Extracted records:
········

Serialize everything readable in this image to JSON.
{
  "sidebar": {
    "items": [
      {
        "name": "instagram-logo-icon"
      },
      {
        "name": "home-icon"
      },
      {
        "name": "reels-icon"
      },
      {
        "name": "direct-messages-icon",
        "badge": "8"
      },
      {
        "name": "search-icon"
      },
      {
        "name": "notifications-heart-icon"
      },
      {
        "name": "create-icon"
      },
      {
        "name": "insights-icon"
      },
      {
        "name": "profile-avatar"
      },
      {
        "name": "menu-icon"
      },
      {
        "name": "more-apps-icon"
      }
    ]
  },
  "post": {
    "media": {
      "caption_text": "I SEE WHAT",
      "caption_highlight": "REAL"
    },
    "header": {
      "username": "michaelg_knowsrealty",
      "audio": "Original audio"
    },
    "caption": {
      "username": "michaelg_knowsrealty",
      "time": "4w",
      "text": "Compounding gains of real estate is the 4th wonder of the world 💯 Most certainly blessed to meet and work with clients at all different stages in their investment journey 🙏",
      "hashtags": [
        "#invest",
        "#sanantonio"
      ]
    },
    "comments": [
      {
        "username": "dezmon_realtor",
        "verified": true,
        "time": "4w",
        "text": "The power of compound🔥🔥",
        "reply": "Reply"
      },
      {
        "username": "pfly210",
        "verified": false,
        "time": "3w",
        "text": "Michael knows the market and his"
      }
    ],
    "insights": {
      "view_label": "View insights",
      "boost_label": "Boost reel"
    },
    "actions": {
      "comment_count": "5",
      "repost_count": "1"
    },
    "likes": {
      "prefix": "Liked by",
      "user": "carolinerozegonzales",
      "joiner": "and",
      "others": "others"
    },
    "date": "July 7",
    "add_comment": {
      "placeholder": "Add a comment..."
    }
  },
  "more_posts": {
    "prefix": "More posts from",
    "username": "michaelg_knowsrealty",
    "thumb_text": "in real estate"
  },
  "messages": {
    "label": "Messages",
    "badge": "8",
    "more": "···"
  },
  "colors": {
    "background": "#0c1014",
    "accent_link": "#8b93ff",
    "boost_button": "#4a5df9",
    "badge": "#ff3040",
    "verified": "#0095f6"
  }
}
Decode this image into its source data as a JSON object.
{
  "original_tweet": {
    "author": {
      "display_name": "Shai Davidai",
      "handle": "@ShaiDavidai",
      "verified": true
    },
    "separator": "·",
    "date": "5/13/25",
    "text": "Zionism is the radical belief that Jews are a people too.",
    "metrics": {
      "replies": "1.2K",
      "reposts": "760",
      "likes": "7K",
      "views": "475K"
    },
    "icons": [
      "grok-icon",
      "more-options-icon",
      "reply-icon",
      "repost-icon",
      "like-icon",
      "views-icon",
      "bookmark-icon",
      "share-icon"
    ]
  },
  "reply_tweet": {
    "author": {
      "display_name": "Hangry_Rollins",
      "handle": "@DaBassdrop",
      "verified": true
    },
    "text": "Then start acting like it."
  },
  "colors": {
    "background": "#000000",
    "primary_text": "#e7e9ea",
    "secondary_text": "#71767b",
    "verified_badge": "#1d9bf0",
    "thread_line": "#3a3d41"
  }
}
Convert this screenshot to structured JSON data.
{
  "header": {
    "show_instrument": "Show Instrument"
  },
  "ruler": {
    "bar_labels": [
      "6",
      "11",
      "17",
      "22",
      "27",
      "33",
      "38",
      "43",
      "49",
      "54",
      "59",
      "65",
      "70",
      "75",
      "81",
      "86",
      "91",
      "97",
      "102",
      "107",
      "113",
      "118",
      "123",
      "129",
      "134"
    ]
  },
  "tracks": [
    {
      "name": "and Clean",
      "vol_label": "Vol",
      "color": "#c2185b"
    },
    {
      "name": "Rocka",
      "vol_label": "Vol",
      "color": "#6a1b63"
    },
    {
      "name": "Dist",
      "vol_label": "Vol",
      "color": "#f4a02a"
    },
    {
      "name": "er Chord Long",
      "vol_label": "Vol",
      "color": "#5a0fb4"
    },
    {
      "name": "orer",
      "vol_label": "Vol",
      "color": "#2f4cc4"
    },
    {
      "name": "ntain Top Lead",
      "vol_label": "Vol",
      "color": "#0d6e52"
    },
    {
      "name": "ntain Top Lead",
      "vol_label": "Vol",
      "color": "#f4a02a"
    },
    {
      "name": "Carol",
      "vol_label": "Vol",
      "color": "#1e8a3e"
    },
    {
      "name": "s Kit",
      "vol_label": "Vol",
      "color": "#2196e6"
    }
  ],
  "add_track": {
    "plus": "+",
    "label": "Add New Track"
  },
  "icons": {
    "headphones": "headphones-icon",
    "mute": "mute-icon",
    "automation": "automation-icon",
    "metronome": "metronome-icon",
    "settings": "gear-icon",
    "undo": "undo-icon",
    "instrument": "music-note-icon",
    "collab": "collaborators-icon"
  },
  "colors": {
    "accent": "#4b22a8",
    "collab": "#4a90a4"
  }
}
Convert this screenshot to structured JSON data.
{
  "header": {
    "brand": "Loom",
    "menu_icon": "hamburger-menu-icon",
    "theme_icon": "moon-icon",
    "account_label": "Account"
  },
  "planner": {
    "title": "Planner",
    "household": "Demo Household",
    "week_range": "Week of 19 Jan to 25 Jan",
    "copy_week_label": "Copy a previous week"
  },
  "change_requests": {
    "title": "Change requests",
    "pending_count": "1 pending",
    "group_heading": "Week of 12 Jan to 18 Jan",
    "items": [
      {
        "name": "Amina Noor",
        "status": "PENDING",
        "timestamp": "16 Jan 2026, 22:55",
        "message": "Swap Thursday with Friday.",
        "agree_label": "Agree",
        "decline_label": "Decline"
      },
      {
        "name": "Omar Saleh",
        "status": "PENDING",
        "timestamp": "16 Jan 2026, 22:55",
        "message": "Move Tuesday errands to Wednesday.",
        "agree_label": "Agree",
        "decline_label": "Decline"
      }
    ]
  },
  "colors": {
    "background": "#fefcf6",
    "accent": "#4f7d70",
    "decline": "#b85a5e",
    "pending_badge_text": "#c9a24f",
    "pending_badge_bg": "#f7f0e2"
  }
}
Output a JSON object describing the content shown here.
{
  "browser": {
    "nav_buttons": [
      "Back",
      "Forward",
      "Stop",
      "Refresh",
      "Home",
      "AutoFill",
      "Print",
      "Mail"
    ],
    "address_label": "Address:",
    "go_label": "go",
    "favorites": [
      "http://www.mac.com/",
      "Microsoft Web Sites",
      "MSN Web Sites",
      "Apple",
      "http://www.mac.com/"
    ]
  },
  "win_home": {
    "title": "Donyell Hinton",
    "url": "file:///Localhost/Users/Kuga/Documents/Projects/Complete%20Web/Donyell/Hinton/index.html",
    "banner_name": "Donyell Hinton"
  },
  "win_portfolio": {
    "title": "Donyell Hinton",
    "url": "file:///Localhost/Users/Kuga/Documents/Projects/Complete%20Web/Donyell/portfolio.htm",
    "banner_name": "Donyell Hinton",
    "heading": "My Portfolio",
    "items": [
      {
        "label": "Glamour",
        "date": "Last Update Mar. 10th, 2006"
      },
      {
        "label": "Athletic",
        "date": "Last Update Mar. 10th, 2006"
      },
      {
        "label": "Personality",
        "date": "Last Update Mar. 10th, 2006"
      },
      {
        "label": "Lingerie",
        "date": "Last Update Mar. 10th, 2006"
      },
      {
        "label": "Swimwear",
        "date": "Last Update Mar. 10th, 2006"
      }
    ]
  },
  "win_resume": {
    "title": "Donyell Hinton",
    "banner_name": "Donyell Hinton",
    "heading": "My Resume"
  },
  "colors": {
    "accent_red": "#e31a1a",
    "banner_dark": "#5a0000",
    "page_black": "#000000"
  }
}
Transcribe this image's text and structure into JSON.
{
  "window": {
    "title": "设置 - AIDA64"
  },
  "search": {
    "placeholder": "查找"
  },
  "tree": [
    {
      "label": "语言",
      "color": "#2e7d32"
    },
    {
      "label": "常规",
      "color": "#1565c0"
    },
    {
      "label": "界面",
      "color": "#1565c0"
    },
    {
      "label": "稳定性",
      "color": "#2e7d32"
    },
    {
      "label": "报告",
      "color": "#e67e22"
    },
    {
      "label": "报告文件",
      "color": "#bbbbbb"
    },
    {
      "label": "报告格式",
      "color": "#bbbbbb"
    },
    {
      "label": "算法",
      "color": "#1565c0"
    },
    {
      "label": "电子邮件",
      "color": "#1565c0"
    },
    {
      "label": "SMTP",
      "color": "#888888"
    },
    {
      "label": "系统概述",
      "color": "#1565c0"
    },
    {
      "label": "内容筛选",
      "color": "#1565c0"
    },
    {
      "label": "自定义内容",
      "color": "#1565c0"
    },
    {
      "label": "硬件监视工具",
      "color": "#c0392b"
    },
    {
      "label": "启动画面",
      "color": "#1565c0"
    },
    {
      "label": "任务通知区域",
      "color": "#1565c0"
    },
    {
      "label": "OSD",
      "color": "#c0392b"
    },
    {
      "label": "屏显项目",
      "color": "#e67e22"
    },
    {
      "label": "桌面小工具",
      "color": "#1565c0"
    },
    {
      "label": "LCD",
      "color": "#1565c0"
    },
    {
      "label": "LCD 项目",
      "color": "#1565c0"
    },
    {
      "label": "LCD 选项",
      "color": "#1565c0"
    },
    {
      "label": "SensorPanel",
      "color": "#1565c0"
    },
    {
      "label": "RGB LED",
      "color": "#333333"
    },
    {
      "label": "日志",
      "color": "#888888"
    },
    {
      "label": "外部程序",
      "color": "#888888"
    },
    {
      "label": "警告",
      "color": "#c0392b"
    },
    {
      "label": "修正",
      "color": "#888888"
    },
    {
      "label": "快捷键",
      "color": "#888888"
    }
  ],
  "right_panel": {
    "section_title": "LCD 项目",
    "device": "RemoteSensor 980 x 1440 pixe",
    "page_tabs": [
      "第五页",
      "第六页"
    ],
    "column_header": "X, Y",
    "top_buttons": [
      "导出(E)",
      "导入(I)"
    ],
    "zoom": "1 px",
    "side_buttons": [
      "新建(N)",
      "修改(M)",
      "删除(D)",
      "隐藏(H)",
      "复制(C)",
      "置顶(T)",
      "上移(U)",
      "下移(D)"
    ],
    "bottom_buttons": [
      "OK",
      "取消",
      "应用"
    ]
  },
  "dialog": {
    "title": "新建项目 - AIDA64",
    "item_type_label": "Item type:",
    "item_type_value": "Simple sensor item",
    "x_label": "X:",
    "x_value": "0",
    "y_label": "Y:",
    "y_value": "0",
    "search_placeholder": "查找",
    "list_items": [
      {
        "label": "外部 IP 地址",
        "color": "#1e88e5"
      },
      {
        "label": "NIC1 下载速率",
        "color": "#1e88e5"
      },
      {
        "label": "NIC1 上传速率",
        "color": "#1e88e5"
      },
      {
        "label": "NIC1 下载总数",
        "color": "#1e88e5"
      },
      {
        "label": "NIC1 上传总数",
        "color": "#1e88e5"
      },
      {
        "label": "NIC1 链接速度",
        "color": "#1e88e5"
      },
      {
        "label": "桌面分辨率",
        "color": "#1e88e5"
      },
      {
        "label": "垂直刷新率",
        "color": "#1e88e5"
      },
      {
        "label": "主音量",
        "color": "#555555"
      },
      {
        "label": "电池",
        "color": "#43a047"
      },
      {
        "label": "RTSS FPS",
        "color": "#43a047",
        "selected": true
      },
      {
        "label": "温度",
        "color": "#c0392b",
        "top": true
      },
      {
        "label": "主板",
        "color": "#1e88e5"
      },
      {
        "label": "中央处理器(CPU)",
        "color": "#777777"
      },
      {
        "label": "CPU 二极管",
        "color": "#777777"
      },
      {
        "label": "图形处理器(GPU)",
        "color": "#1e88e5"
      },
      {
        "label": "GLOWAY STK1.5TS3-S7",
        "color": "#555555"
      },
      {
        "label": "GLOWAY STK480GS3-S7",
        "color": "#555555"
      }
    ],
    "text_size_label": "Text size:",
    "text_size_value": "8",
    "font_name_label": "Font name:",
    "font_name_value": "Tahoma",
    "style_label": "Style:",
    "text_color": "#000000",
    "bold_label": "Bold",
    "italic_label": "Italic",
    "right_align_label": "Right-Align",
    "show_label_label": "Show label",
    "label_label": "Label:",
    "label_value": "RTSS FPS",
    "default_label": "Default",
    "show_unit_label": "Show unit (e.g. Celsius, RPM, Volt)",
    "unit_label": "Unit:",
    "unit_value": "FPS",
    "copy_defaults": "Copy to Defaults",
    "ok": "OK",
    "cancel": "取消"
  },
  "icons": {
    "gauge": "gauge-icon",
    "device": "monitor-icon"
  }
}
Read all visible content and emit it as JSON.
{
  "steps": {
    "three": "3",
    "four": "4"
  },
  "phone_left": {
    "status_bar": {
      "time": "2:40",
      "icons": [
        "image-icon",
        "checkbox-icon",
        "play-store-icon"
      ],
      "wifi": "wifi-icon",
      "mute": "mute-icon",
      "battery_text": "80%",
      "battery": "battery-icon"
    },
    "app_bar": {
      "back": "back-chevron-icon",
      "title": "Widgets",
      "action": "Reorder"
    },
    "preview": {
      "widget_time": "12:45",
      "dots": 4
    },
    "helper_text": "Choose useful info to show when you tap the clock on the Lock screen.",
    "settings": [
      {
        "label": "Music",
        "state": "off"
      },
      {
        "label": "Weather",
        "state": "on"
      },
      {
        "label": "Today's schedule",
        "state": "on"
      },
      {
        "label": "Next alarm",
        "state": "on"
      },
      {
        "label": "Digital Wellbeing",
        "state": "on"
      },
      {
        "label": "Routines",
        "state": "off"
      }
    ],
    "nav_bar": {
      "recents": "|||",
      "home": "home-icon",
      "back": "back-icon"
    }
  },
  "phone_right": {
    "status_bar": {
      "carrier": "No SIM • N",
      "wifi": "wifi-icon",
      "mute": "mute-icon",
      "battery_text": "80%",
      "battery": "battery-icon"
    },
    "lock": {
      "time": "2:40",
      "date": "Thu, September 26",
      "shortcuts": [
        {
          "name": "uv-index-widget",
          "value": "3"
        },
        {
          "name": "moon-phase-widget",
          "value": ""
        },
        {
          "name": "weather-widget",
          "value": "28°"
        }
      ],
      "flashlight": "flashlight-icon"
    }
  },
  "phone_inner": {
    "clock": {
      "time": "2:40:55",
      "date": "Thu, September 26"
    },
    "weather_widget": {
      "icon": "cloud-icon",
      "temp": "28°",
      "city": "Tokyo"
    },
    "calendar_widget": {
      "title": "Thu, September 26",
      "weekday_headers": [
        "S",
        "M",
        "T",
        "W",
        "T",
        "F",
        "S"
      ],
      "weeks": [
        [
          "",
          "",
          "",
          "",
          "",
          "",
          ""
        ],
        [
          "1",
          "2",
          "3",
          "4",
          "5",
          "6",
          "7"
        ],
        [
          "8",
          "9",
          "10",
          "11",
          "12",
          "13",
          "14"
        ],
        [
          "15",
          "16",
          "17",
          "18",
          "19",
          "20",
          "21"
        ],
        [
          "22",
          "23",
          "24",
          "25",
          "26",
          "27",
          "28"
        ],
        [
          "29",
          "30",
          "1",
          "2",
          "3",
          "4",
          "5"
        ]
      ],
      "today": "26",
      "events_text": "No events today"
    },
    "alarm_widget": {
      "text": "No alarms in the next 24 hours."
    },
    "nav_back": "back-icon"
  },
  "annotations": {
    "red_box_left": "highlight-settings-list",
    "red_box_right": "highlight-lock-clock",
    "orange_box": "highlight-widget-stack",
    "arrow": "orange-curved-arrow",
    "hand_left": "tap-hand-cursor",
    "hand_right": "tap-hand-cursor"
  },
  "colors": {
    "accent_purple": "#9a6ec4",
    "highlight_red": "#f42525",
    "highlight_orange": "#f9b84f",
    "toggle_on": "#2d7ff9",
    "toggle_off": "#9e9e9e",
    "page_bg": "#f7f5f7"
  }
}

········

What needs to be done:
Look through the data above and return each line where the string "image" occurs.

Written response:
Serialize everything readable in this image to JSON.
Decode this image into its source data as a JSON object.
Transcribe this image's text and structure into JSON.
        "image-icon",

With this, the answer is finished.